So, what are the actual impacts of the fin trade on sharks? We discuss the devastating impact the fin trade has had on global shark populations, including the unprecedented decline of many species [31.17 – 34.37]. Diego references his research, which suggests that the majority of the fin trade is comprised of threatened species – of the 10 most common species found, 9 are threatened. Diego and Ali also talk about the intense fishing pressure on sharks in general, across the globe, and reference two pivotal papers which you can find here and here. We also spend a bit of time discussing the blue shark – a species that is currently listed as near threatened with a higher reproductive rate than most sharks, and dominates the fin trade [38.40 – 40.42].
This leads us to a conversation about how shark fisheries are currently regulated and governed at different levels [41.56 – 46.25]. We talk about some of the key regulatory bodies operating at international and regional scales and also discuss some of the problems in the system including in compliance, enforcement and implementation. We end our deep dive into the shark fin trade by looking at the tools available to overcome some of these issues, including scientific research and specifically the use of DNA and forensics tools to aid the detection and mitigation of illegal activity [52.13 – 53.20]; and working with governments and influencing policy [54.59 – 57.30].
About our guests
Ali Hood is Director of Conservation for the Shark Trust, a UK-based conservation charity focussed on safeguarding the future of sharks through science, education, influence and action. She has worked in marine conservation for over 20 years, with roles at the Marine Biological Association and British Antarctic Survey before joining the Shark Trust in 2002. Through her role, Ali works to develop sustainable fisheries and secure protection for sharks. She represents the trust as an observer to three Atlantic and Mediterranean fisheries management organisations (ICCAT, NAFO and GFCM) and a cooperating partner to the Convention for Migratory Species (CMS). She also contributes to several expert groups at UK and EU levels, regularly engaging with the European Commission and UK Devolved Administrations. Ali was just awarded the International Fund for Animal Welfare (IFAW)’s Marine Conservation Award for her outstanding dedication to shark conservation.

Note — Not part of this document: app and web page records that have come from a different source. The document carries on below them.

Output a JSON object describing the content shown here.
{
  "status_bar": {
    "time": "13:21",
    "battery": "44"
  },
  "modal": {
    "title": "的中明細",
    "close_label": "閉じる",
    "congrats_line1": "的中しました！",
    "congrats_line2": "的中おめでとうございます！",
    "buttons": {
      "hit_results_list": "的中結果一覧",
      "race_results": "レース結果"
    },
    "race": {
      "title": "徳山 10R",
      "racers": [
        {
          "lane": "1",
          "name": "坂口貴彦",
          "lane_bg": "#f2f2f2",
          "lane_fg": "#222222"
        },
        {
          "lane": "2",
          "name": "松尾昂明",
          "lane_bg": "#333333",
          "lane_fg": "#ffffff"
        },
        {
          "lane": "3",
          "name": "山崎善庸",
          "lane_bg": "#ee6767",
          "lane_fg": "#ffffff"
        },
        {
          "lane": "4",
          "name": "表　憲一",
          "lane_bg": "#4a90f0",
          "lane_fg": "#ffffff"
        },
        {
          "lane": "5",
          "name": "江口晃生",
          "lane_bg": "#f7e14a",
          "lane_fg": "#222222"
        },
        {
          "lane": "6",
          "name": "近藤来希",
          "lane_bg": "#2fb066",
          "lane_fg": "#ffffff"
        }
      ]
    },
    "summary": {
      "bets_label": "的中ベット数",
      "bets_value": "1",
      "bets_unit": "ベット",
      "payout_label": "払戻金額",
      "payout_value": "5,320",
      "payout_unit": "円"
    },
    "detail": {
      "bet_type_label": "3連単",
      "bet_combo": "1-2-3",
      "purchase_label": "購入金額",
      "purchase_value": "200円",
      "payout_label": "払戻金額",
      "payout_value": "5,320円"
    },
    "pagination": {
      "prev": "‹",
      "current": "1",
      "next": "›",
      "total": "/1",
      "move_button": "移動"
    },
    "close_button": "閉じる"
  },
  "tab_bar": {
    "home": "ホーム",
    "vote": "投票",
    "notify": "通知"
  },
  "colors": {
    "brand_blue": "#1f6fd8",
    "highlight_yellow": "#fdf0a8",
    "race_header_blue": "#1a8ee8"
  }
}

Shark Trust website; Ali Hood's SOSF project leader page; Twitter: @SharkTrustUk; Instagram: @thesharktrust
Dr Diego Cardeñosa is a post-doctoral associate currently based at Florida International University. His research specialises in determining the species composition of the international shark trade, identification of geographical regions of origin of wildlife products and supply chains at highest risk of illicit trade, and the development and implementation of rapid, portable and inexpensive in-port DNA protocols to enhance the detection of illicit wildlife trade by law enforcement officers in major wildlife trade hubs around the world. Together with supervisor Prof. Demian Chapman, Diego developed a DNA testing toolkit which is helping detect illegal trade in protected and endangered species across the globe.
Florida International University; Diego Cardeñosa's SOSF Project Leader page; Twitter: @DiegoCardenosa; Instagram: @diegocardenosa